When your form has multiple pages, a stepper is a must. Steppers keep users informed about their progress by indicating what step they’re on and how many steps are left.
Displaying steppers on mobile forms is a challenge due to the limited screen space. Using the same stepper on your desktop form for your mobile form causes readability and visibility issues.
Linear Vs. Radial Steppers
Linear steppers work well for desktop forms, but not for mobile forms. When you use a linear stepper on your mobile form, you decrease the readability of the step titles and the visibility of progress tracking.

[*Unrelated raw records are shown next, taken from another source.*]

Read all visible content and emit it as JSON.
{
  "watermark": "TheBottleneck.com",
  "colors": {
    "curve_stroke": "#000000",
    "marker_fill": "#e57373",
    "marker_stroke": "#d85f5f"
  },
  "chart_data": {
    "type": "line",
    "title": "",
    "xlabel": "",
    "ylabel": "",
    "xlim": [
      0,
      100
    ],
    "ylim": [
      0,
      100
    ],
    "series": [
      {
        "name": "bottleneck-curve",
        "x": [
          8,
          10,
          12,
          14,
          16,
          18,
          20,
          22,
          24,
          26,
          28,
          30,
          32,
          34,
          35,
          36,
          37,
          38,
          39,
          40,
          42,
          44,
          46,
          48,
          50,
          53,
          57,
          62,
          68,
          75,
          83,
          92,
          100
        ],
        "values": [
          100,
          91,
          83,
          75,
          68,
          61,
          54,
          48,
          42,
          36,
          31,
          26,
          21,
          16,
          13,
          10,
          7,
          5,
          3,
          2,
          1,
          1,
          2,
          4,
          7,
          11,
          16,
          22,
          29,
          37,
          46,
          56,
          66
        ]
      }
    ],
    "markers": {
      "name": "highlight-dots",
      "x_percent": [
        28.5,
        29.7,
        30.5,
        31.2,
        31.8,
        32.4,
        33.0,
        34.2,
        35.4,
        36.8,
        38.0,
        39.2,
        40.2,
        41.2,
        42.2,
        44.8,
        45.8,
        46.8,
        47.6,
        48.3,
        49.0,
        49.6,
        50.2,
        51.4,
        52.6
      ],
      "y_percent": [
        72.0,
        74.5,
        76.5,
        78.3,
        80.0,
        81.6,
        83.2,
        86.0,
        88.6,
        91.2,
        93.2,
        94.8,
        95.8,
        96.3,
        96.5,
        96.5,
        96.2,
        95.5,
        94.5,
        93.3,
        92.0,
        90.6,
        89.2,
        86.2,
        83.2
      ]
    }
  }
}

Forcing the step titles to fit a tight space leads to smaller text sizes your users will have trouble reading. Not only that, but the progress visibility is less clear because it shows too many text and numbers at once. This creates visual noise and makes it harder for users to distinguish their current step.
Use a radial stepper on your mobile form because it’ll give your users clearer progress tracking and better readability. Your users will know at a glance what step they’re on because the radial stepper gives enough room for large step titles. It displays one step at a time allowing users to focus on the current step. It also offers enough room to indicate what the next step is.
Users will be able to track their progress quicker because it takes them fewer eye fixations to scan a radial stepper. Scanning a radial stepper only takes them a couple eye fixations. Scanning a linear stepper takes them at least 4 eye fixations. Fewer eye fixations allow them to process their progress faster, which encourages form completion.
Visibility + Readability Are Key
When users fill out multi-page forms on mobile devices, they need to know what step they’re on and their progress. The visibility and readability of your stepper are key to this. When the step titles and progress tracking are clear, the chance of form completion increases. But when they are hard to process, the chance of form abandonment increases. Which outcome do you want?
Originally published at https://uxmovement.com on December 18, 2018.